CERF allocates US$3.3 million in response to increased malnutrition in Eritrea
20 December 2012: Due to unpredictable rainfall and persistent drought, a significant increase in malnutrition rates in the Northern Red Sea, Southern Red Sea and Maekel regions of Eritrea occurred at the end of November. The deteriorating nutrition situation and the associated health issues have resulted in a joint health and nutrition emergency response.
The UN estimates that more than 320,000 people are food insecure in Eritrea. Among these, the vast majority are children under age 5. To break the cycle and minimize the number of deaths, preventive interventions to reduce disease transmissions and treat severe acute malnutrition are vital.
In response, the Central Emergency Response Fund (CERF) has provided a rapid response grant of US$3.3 million to two UN agencies.
The UN Children’s Fund (UNICEF) has received $2,629,102 to provide blanket supplementary feeding. The UN World Health Organization (WHO) will implement emergency health interventions, including immunizations, through an allocation of $662,497. The allocations are expected to benefit 320,515 people.
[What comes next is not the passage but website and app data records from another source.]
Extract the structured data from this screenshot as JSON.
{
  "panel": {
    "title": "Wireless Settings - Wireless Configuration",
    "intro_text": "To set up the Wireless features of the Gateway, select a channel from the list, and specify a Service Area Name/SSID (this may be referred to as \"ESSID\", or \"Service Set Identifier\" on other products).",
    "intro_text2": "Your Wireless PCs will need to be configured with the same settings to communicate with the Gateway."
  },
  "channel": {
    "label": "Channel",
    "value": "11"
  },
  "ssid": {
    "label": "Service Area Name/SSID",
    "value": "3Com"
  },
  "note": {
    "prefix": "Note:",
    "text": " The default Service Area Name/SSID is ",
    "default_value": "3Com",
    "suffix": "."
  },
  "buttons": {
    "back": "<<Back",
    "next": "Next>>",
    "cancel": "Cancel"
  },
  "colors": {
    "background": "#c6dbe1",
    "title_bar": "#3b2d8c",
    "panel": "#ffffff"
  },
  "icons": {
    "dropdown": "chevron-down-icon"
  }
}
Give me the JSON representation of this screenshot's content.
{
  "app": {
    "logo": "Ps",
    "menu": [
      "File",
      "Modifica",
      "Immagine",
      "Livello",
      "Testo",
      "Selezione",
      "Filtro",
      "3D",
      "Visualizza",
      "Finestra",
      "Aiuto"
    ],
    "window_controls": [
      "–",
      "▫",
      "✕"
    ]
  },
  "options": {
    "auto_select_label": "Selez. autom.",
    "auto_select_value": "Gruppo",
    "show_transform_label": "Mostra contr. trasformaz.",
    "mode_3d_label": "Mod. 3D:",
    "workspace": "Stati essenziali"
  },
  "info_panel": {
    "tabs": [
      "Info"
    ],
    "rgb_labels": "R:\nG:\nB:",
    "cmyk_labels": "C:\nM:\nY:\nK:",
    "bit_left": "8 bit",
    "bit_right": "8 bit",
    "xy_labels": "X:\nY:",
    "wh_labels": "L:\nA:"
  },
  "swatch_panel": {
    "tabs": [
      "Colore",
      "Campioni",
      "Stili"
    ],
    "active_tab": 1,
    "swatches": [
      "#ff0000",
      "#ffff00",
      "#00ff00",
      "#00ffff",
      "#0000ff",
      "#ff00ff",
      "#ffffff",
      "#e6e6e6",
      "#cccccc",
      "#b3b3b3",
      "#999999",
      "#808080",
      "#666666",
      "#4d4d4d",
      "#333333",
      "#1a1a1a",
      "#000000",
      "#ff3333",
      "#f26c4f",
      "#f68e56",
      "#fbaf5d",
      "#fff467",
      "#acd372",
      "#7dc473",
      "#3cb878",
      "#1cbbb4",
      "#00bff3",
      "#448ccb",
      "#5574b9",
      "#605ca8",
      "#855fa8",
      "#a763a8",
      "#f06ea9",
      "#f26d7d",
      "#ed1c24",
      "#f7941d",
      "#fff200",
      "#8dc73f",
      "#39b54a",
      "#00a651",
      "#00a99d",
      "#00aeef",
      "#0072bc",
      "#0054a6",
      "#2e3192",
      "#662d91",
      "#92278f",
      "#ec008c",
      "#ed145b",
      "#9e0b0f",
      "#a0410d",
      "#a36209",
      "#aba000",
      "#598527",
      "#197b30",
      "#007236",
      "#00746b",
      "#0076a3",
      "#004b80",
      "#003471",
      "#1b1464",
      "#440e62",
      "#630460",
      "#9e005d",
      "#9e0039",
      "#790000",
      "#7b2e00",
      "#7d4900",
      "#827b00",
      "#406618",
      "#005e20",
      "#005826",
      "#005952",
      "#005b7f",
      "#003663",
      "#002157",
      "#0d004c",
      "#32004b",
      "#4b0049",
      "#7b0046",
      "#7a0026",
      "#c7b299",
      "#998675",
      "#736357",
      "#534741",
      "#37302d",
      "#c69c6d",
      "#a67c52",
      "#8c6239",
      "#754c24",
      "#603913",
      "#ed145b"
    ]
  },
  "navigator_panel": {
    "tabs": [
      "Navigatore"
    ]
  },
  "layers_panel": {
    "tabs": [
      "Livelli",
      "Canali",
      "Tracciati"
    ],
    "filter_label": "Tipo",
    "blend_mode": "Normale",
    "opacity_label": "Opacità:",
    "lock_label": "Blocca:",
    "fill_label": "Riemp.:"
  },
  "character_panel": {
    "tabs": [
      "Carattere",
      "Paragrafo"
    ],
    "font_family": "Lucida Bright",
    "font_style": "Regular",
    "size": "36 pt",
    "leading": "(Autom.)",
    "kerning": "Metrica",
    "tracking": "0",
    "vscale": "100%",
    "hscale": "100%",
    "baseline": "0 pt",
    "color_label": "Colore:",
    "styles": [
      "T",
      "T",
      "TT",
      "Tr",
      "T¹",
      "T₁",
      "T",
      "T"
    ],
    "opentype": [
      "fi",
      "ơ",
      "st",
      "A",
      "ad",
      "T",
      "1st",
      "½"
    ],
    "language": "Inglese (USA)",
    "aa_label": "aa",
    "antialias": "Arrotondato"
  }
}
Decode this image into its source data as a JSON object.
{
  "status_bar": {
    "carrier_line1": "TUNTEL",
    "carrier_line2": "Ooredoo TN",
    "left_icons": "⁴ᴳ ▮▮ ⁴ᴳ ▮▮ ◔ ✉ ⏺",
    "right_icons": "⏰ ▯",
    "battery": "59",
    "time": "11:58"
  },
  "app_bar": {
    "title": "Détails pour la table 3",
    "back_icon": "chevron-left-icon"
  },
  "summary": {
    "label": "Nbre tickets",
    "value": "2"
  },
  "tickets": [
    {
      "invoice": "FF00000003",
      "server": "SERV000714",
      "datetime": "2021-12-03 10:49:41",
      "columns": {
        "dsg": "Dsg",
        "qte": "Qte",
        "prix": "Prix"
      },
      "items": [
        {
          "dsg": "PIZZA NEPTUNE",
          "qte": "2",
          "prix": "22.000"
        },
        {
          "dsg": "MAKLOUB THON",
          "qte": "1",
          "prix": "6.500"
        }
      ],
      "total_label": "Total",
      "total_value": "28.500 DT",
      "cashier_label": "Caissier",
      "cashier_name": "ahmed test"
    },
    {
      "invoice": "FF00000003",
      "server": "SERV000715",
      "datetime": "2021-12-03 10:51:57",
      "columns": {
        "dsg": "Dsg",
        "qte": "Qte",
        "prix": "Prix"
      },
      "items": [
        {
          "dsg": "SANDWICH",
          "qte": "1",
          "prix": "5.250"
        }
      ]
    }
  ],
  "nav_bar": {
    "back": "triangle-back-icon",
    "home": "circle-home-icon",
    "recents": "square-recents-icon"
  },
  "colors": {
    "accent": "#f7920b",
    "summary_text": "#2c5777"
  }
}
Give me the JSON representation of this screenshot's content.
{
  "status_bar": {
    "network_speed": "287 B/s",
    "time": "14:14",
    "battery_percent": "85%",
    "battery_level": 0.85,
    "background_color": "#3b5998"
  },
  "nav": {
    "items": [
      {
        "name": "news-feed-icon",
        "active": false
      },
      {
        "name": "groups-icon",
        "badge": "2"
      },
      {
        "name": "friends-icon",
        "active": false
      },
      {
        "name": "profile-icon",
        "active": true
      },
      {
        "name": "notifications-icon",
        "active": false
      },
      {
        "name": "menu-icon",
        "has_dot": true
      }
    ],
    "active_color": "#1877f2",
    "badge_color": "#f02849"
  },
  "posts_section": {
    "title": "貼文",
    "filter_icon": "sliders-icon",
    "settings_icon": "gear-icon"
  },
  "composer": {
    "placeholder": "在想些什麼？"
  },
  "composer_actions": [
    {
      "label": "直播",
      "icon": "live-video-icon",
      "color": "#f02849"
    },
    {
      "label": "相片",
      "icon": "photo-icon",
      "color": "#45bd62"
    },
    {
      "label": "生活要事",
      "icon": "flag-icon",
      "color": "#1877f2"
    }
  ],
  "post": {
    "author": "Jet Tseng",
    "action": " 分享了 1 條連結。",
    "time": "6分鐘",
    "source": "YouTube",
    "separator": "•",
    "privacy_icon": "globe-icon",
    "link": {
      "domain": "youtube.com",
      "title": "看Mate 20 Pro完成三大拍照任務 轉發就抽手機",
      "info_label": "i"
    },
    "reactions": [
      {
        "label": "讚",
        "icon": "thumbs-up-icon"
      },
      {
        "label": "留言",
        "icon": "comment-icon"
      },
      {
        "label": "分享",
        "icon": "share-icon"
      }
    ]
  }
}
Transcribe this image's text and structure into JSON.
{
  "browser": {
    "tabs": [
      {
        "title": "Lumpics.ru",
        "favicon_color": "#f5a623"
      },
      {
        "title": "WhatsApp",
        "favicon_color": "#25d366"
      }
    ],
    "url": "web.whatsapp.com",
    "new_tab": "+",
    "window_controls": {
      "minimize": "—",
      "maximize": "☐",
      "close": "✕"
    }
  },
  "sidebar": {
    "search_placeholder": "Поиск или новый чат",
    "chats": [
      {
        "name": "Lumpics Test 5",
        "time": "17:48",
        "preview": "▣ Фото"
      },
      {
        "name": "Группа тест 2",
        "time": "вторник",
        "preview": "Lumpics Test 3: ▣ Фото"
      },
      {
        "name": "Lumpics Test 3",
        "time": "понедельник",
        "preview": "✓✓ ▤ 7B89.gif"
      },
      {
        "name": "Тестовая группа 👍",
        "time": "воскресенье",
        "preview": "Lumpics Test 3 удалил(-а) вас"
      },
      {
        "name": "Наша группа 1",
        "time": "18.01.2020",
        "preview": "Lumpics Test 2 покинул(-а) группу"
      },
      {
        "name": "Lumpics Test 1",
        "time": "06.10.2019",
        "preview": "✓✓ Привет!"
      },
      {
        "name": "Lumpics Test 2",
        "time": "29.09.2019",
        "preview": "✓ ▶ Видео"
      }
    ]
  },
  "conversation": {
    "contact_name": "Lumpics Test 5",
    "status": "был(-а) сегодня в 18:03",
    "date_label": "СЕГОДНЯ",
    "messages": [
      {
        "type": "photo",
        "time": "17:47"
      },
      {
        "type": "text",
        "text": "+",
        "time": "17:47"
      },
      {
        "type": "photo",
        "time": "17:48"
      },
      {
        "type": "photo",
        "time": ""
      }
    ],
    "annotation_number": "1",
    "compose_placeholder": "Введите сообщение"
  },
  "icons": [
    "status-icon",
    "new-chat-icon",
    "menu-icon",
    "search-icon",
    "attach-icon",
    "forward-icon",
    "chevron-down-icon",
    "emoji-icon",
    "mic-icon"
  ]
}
CERF in Action - Rapid Response
CERF allocates $4 million for underfunded emergency in Eritrea
Eritrea is vulnerable to recurrent droughts which adversely affects the 80 per cent of the population that depends on subsistence agriculture and pastoralism for livelihood. Since 2006, there has been a progressive increase in malnutrition in the country, with peaks in 2009 and 2011 due to the affects of drought and food price increases in local markets. Due to food insecurity, the number of admissions to community-based therapeutic feeding centres increased between January and November 2011 compared to the same period in 2010.
Further compounding the food and nutrition situation, a recent study showed the prevalence of intestinal schistosomiasis - a disease caused by parasitic worms - among school children in parts of the country to be 32 per cent. Schistosomiasis has a range of complications including liver failure; the condition exacerbates the anaemic condition already caused by reduced food intake among school children.